When it is time to add or renew the display technology in a classroom, the first choice is usually between whether to install a TV (sometimes known as a Display) or a Data Projector.
This guide provides a list of things to consider and in which ways either a TV or Projector might best meet your needs.
As with any technology decision, you should also consult with students and teachers and connect with other schools to ascertain their experiences. Specialist audio-visual companies will also be able to give further advice and recommendations.
When it comes to the time to install the projector or TV you should ensure the usual classroom teacher has plenty of input so that the image position and size are suitable and the cables are run to a suitable point in the room.
Teachers may need some training to help them understand how to use the technology that is implemented so remember to factor-in some professional learning time.
The major factor to consider when choosing a projector or TV is simply the image size. Unless it is very large, small detail on a TV screen is not easy to see from the back of a classroom. Commonly, websites do rely on small details so a TV may not be appropriate. If the main purpose for the TV or projector is for small groups, large images or if the room itself is small then a TV might be more suitable. If the room is large then a projector may be preferable. Or, you could consider purchasing two TVs connected with an HDMI cable that both show the same image.
A good viewing experience requires you to also carefully consider glare, reflections, viewing angle, height, and the viewer's distance from the screen.
|On-going costs|| |
Power usage high
Replacement bulbs (although newer laser projectors have much longer lifetimes)
Power usage low
No on-going costs
|Other potential costs|| |
Theft prevention measures eg window locks, window bars, security cages, alarms, CCTV, tags, leashes
Getting a power supply to the projector
Getting a VGA and/or HDMI cable to the projector
Mobile trolley if required
Theft prevention measures eg window locks, window bars, alarms, CCTV, tags, leashes

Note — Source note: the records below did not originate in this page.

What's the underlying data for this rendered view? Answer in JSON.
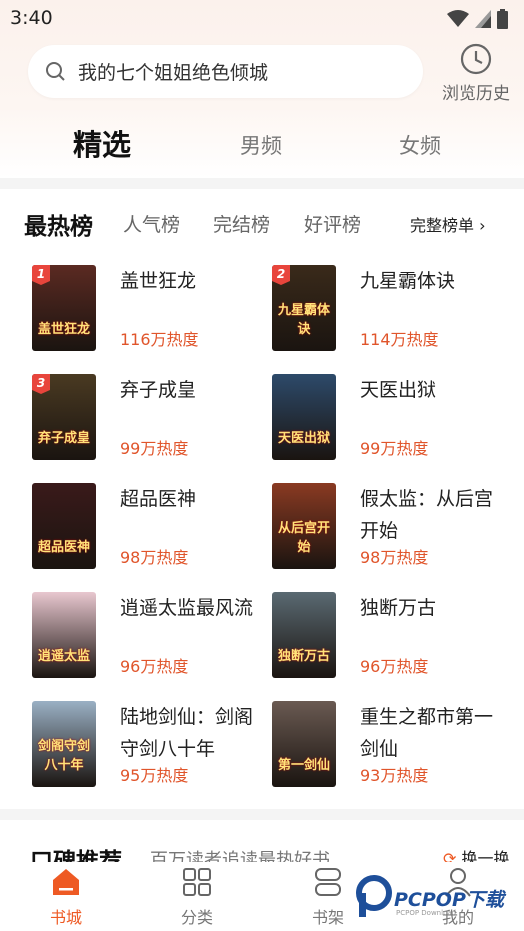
{
  "status": {
    "time": "3:40"
  },
  "search": {
    "placeholder": "我的七个姐姐绝色倾城",
    "icon": "search-icon"
  },
  "history": {
    "label": "浏览历史",
    "icon": "clock-icon"
  },
  "tabs": [
    {
      "label": "精选",
      "active": true
    },
    {
      "label": "男频",
      "active": false
    },
    {
      "label": "女频",
      "active": false
    }
  ],
  "ranking": {
    "title": "最热榜",
    "tabs": [
      "人气榜",
      "完结榜",
      "好评榜"
    ],
    "all_label": "完整榜单"
  },
  "books": [
    {
      "rank": "1",
      "title": "盖世狂龙",
      "heat": "116万热度",
      "cover_text": "盖世狂龙",
      "cover_color": "#5b2a22"
    },
    {
      "rank": "2",
      "title": "九星霸体诀",
      "heat": "114万热度",
      "cover_text": "九星霸体诀",
      "cover_color": "#3a2a1a"
    },
    {
      "rank": "3",
      "title": "弃子成皇",
      "heat": "99万热度",
      "cover_text": "弃子成皇",
      "cover_color": "#4a3a22"
    },
    {
      "rank": "",
      "title": "天医出狱",
      "heat": "99万热度",
      "cover_text": "天医出狱",
      "cover_color": "#2d4a6a"
    },
    {
      "rank": "",
      "title": "超品医神",
      "heat": "98万热度",
      "cover_text": "超品医神",
      "cover_color": "#3a1a1a"
    },
    {
      "rank": "",
      "title": "假太监：从后宫开始",
      "heat": "98万热度",
      "cover_text": "从后宫开始",
      "cover_color": "#8a3a22"
    },
    {
      "rank": "",
      "title": "逍遥太监最风流",
      "heat": "96万热度",
      "cover_text": "逍遥太监",
      "cover_color": "#e8c7cf"
    },
    {
      "rank": "",
      "title": "独断万古",
      "heat": "96万热度",
      "cover_text": "独断万古",
      "cover_color": "#5a6a72"
    },
    {
      "rank": "",
      "title": "陆地剑仙：剑阁守剑八十年",
      "heat": "95万热度",
      "cover_text": "剑阁守剑八十年",
      "cover_color": "#9ab0c4"
    },
    {
      "rank": "",
      "title": "重生之都市第一剑仙",
      "heat": "93万热度",
      "cover_text": "第一剑仙",
      "cover_color": "#6a5a52"
    }
  ],
  "recommend": {
    "title": "口碑推荐",
    "subtitle": "百万读者追读最热好书",
    "refresh": "换一换"
  },
  "nav": [
    {
      "label": "书城",
      "icon": "bookstore-icon",
      "active": true
    },
    {
      "label": "分类",
      "icon": "category-grid-icon",
      "active": false
    },
    {
      "label": "书架",
      "icon": "bookshelf-icon",
      "active": false
    },
    {
      "label": "我的",
      "icon": "profile-icon",
      "active": false
    }
  ],
  "watermark": {
    "text": "PCPOP下载",
    "sub": "PCPOP Download"
  },
  "colors": {
    "accent": "#ee5a24",
    "heat": "#e0552b"
  }
}
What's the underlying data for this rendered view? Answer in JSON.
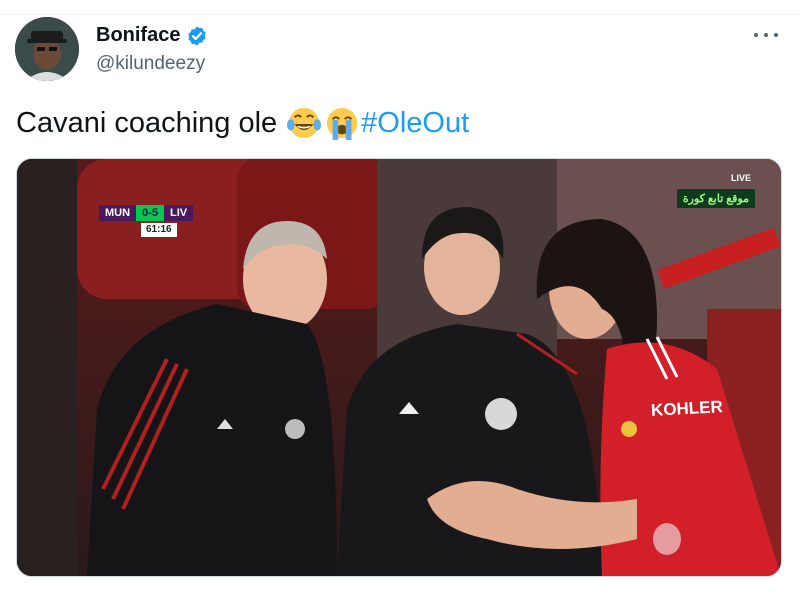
{
  "author": {
    "display_name": "Boniface",
    "handle": "@kilundeezy",
    "verified": true
  },
  "tweet": {
    "text": "Cavani coaching ole",
    "emojis": [
      "face-with-tears-of-joy",
      "loudly-crying-face"
    ],
    "hashtag": "#OleOut"
  },
  "media": {
    "scoreboard": {
      "home": "MUN",
      "score": "0-5",
      "away": "LIV",
      "clock": "61:16"
    },
    "broadcaster": "موقع تابع كورة",
    "live_badge": "LIVE",
    "shirt_sponsor": "KOHLER"
  },
  "colors": {
    "hashtag": "#1d9bf0",
    "verified": "#1d9bf0",
    "handle": "#536471"
  }
}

Getting a power supply to the TV
Getting a VGA and/or HDMI cable to the TV
|Image size||Adjustable – Medium to Large||Fixed – Medium|
|Image brightness||Initially good but fades||Bright image that stays bright for a number of years|
|Mobility||Relatively mobile (unless wall/ceiling mounted)||Not easily mobile unless mounted onto a specialist mobile trolley|
|Annotation||Can project onto a whiteboard and annotate using a whiteboard marker||Can only annotate on the device being displayed, for example, tablet, laptop, and so on|
|Ease of installation|| |
Can be difficult if room is not suitable eg high or low ceiling, wall space not available, difficult to get cables to teacher’s desk, and so on
Tends to require a specialist installer
Needs a suitably sized separate screen/flat and reflective surface
Can look obtrusive in the room
Tends to be easier to install but takes up significant wall-space
Could be done by a caretaker
Tends to be unobtrusive on a wall
|Robustness and Ease of Use|| |
Can be prone to brackets becoming loose
Fans can be noisey
Can give out a lot of heat
Can take some time to start up
Vibrations can easily affect image
Shadows can be annoying
Poor image brightness can mean you need to turn off the lights or close the curtains
Requires maintenance like cleaning or replacing filters and bulbs
Silent to operate
Doesn’t give out lots of heat
Sturdy when properly mounted
Shadows are not an issue
Little maintenance required
|Additional possible features||Interactivity either built-in using special pens or via an IWB Projector|| |
Internet capabilities and apps
Subscribe to the newsletter.
Note: You can manage your email subscriptions using the links provided in the email footer.
Quickly access ideas and resources to teach with, through, and about digital technologies.
Join these groups to participate in topical discussions with other teachers/educators.